Interesting about the new government, there is an inclusion of a Coptic Christian judge, journalist, and female English teacher. The team has six civilians and five military officers.

At the moment, the leader of this team is Gen. Abdel Fattah al-Burhan (pictured above)– his assignment is to lead this team for only 21 months and will be succeeded by a civilian for the final 18 months prior to the promised elections.

Who are the eleven members of the Sovereign Council?

A protester in Khartoum reacted to the formed 11-member transition team and said, “If this council does not meet our aspirations and cannot serve our interests, we will never hesitate to have another revolution,”

The new team is composed of technocrats, professors or lawyers. And among them, there are two women, representing the thousands of Sudanese who have been on the front lines of the dispute.

Raja Nicolas Abdel Massih: the figure that most symbolizes the change of regime. A woman, a former police officer, a former legal adviser, she has no political affiliation. And above all, she comes from the Christian minority of the country. A symbol of consensus, it is the first Christian woman to be part of a government since the country’s independence in 1956; she was appointed by both the military and the leaders of the protest.

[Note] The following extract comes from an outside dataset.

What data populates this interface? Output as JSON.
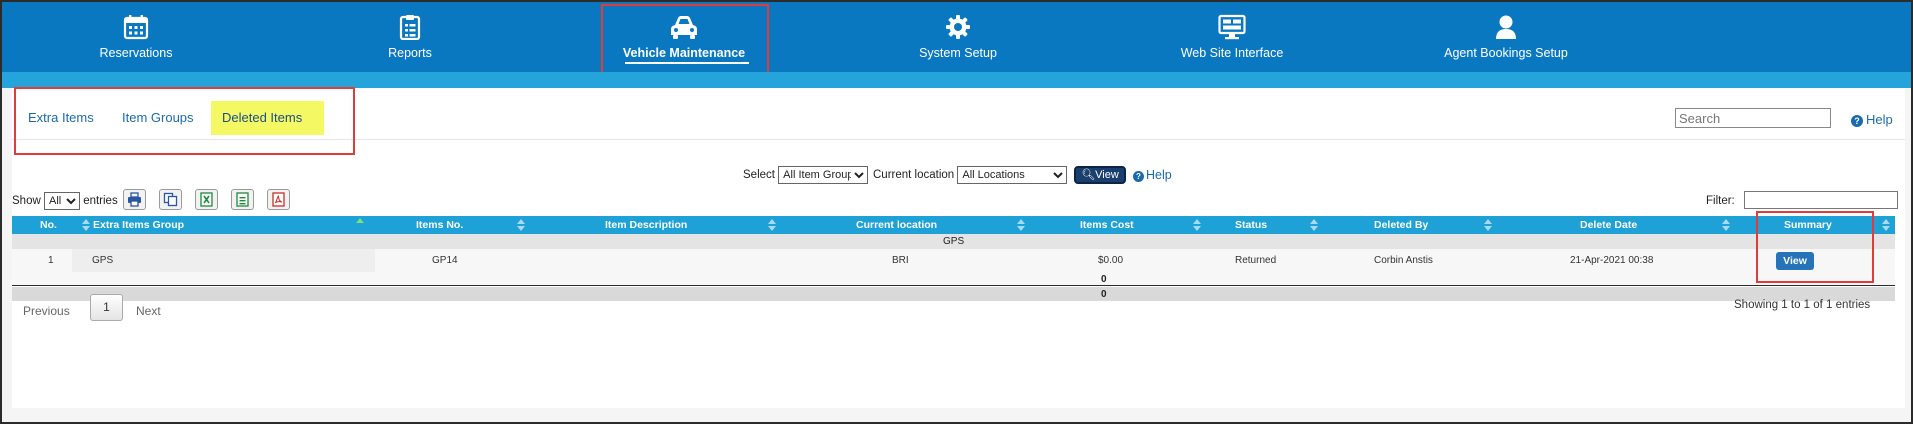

Aisha Moussa Saeed: another woman member of this Sovereign Council, she is an English teacher, activist, and was among the most critical of the military regime led by General al-Burhan.

Mohammed al-Fakki Suleiman: At 40, he is the youngest member of this Sovereign Council. A former journalist, he is a member of a small political party, the Unionist Party.

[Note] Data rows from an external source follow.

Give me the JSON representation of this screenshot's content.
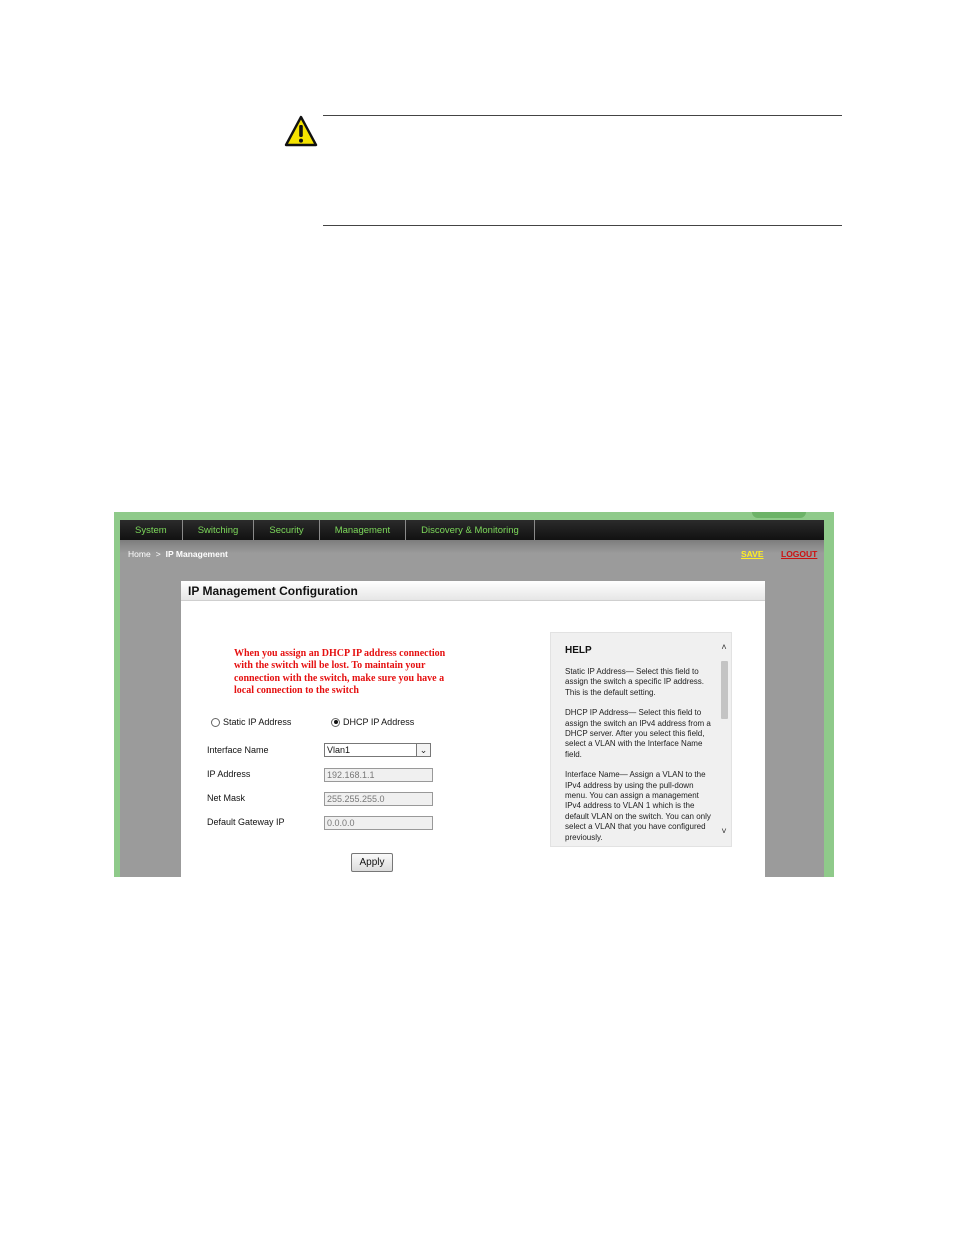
{
  "caution": {
    "icon": "caution-triangle-icon"
  },
  "nav": {
    "items": [
      "System",
      "Switching",
      "Security",
      "Management",
      "Discovery & Monitoring"
    ]
  },
  "breadcrumb": {
    "home": "Home",
    "separator": ">",
    "current": "IP Management"
  },
  "header_links": {
    "save": "SAVE",
    "logout": "LOGOUT"
  },
  "panel": {
    "title": "IP Management Configuration"
  },
  "warning": {
    "lines": [
      "When you assign an DHCP IP address connection",
      "with the switch will be lost. To maintain your",
      "connection with the switch, make sure you have a",
      "local connection to the switch"
    ]
  },
  "mode": {
    "static_label": "Static IP Address",
    "dhcp_label": "DHCP IP Address",
    "selected": "dhcp"
  },
  "form": {
    "interface_label": "Interface Name",
    "interface_value": "Vlan1",
    "ip_label": "IP Address",
    "ip_value": "192.168.1.1",
    "mask_label": "Net Mask",
    "mask_value": "255.255.255.0",
    "gateway_label": "Default Gateway IP",
    "gateway_value": "0.0.0.0",
    "apply_label": "Apply"
  },
  "help": {
    "title": "HELP",
    "paragraphs": [
      "Static IP Address— Select this field to assign the switch a specific IP address. This is the default setting.",
      "DHCP IP Address— Select this field to assign the switch an IPv4 address from a DHCP server. After you select this field, select a VLAN with the Interface Name field.",
      "Interface Name— Assign a VLAN to the IPv4 address by using the pull-down menu. You can assign a management IPv4 address to VLAN 1 which is the default VLAN on the switch. You can only select a VLAN that you have configured previously."
    ]
  },
  "colors": {
    "nav_text": "#7cd85a",
    "save": "#ffee22",
    "logout": "#cc1111",
    "warning": "#e51010",
    "frame": "#8fca8a"
  }
}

Mohamed Osman Hassan al-Tayeshi: activist from Darfur, former member of the Sadiq al Mahdi Ummah party. Very popular, he was the president of the student union of the University of Khartoum. It represents the desire to include minorities in this government.

Hassan Mohamed Sheikh Idriss: At 80, he is the oldest member of this council. As a lawyer, he was a member of the government in the 1980s, during a brief period of democratic openness.

Al Siddiq Tawer Kafi: Originally from South Kordofan State, he is a member of the Baath Socialist Party, a movement associated with Arab nationalism. This is probably the most contested civil appointment, according to some researchers, as the Natives believe it is not representative of its region of origin; especially since his two brothers were senior officials of the National Congress of Omar al-Bashir.

The Military Faces

The five men in uniform sitting on the Sovereign Council are all figures of the old regime of Bashir, and they all sat on the Military Council after the fall of their former boss.

General Abdel Fattah al-Burhan: career soldier, former commander of the army, he was the leader of the Military Council, and will now preside over the new institution during the first months of the transition … He has was stationed in Darfur and according to the researcher Sarra Majdoub was one of the main architects of the repression of the regime of Omar el-Bashir in this region.

General Mohamed Hamdan Daglo, alias Hemetti: the leader of the Rapid Support Forces, this militia accused of abuses in Darfur and responsible for shooting protesters in recent months. He has established himself as the strongman of Khartoum.

General Chamseddine Kabbachi: until now spokesman of the Transitional Military Council.

General Yassir Alatta: Commander of the Army after Al Burhane. He served for more than ten years as a military attaché in various Arab countries.

General Ibrahim Gabir: Commander of the Navy.